Among the records, which lines include "Simple"? List them.

BEGIN STUDY MATERIAL

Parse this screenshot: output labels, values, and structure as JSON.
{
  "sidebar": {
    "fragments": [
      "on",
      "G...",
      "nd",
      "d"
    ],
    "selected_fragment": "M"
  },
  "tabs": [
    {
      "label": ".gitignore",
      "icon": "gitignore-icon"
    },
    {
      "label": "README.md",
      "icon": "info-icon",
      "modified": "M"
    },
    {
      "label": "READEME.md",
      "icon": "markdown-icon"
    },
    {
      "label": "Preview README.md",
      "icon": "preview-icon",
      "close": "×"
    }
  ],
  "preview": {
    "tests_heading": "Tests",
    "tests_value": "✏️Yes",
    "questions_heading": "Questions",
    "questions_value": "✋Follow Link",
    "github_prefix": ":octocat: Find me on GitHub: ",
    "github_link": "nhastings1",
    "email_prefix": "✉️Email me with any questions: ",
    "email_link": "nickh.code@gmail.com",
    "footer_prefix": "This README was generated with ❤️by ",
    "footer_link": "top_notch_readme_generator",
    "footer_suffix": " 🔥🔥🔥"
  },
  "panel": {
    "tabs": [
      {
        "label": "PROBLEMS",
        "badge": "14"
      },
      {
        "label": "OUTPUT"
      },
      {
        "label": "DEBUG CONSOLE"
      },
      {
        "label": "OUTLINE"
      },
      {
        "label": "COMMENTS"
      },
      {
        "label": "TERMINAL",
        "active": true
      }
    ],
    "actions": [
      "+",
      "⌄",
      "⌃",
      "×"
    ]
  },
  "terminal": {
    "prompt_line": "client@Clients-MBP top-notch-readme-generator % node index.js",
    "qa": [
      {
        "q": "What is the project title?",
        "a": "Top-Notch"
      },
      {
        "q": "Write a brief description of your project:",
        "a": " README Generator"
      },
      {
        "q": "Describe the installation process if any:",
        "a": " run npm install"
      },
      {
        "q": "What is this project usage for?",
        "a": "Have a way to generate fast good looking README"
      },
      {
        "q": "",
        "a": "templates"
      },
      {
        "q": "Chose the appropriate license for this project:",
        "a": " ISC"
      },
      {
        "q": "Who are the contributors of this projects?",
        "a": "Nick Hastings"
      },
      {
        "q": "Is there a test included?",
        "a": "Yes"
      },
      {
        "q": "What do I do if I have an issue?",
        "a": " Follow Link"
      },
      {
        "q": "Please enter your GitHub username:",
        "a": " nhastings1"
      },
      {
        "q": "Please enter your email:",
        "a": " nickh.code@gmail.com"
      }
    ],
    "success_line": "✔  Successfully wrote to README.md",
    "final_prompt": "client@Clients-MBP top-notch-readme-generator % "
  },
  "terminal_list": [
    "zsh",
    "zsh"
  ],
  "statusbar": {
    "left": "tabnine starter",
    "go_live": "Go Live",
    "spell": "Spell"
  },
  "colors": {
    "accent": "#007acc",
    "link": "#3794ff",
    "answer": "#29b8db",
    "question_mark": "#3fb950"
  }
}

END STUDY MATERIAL
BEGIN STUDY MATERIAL

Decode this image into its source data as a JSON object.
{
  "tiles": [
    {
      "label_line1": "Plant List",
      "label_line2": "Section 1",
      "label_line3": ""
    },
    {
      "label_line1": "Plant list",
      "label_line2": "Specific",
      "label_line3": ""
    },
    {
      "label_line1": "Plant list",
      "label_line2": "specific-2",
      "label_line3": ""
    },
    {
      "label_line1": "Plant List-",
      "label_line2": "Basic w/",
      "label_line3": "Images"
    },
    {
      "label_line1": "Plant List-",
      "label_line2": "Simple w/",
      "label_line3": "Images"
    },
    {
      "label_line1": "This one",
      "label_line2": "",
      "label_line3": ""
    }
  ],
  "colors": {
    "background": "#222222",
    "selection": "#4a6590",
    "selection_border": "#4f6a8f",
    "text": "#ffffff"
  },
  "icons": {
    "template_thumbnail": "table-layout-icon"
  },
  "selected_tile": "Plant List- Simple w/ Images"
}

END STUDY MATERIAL

### RESPONSE AREA
      "label_line2": "Simple w/",
  "selected_tile": "Plant List- Simple w/ Images"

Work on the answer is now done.